Bitcoin Cash (BCH), a hard fork off of the original Bitcoin cryptocurrency, is set to hard fork again November 15 – and that’s leading to a lot of inside baseball discussion on how forking works, and how consensus operates. It’s also leading investors to think about the difference between investing in ‘Bitcoin regular’ or some version or derivative coin.
Last year, Bitcoin Cash forked off of Bitcoin in order to increase block size to 8 MB and facilitate two million transactions per day. The new hard fork is said to be geared toward allowing a much bigger block size, which triggers all sorts of speculations on why you should or shouldn’t make block sizes larger.
Some of the big arguments against increasing block size are based around centralization of an inherently decentralized cryptocurrency system.
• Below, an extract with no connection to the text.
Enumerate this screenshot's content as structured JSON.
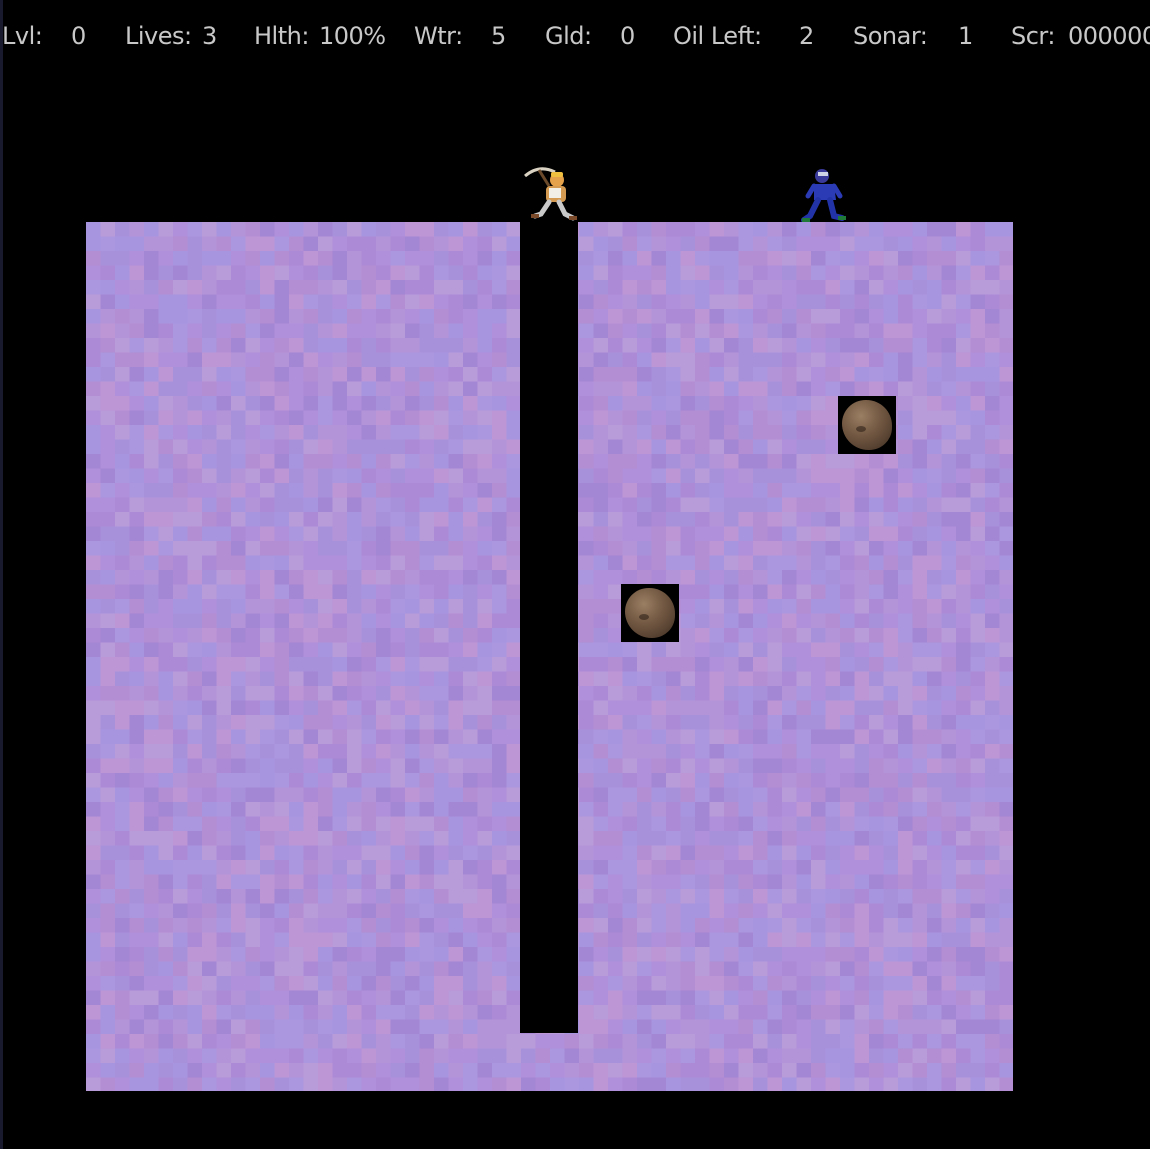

Those who understand the centralization of Bitcoin in China, for example, argue that creating larger maximum block sizes means mining will continue to centralize in China at the expense of more independent and peripheral mining operations.
Then there’s the rank-and-file commentariat looking at preferences between BTC and BCH.
For that, we can take a look over on Reddit where regular Bitcoin users trash Bitcoin Cash as a garbage coin and talk about how it’s not worth Satoshi’s legacy (or various bodily excretions.) If you can get past the stuff about the guy complementing his wife’s anatomy and some of the other goofy comments, you can see that one of the Bitcoin loyalist’s arguments is criticism of Bitcoin Cash being aggressive and promoting itself everywhere – with the implication that it’s really not what it’s hyped up to be.
There’s also a third reason to consider why BCH might not be such a great idea.
Essentially, most people have heard of Bitcoin (BTC) and very few people in contrast have heard about BCH. That’s not to say that altcoins can’t triumph in today’s markets – but it’s hard to generate large-scale buying for something so obscure as one of the various hard forks off of the much larger Bitcoin.
BTC has become shorthand for cryptocurrency for most of us. We know, for example, that Bitcoin’s value tracks around $6,500 right now, but most of us don’t know what the altcoins are worth unless we look into it.
To put it another way, we’re not talking about the SEC approving ETFs for Bitcoin Cash – and that’s the difference: the ETFs are going to greatly increase the diversity of the investor pool, and decrease limitations and eliminate all kinds of barriers.
You see that kind of opportunity with Bitcoin, but you don’t see it with BCH, so unless you have a rather sophisticated play on Bitcoin Cash, it’s probably better to wade in with BTC. For more, though, you can look at characters like Roger Ver and all of the investors weighing in on one side or the other, and figure out what the sentiment of the community is, and that can be valuable, too.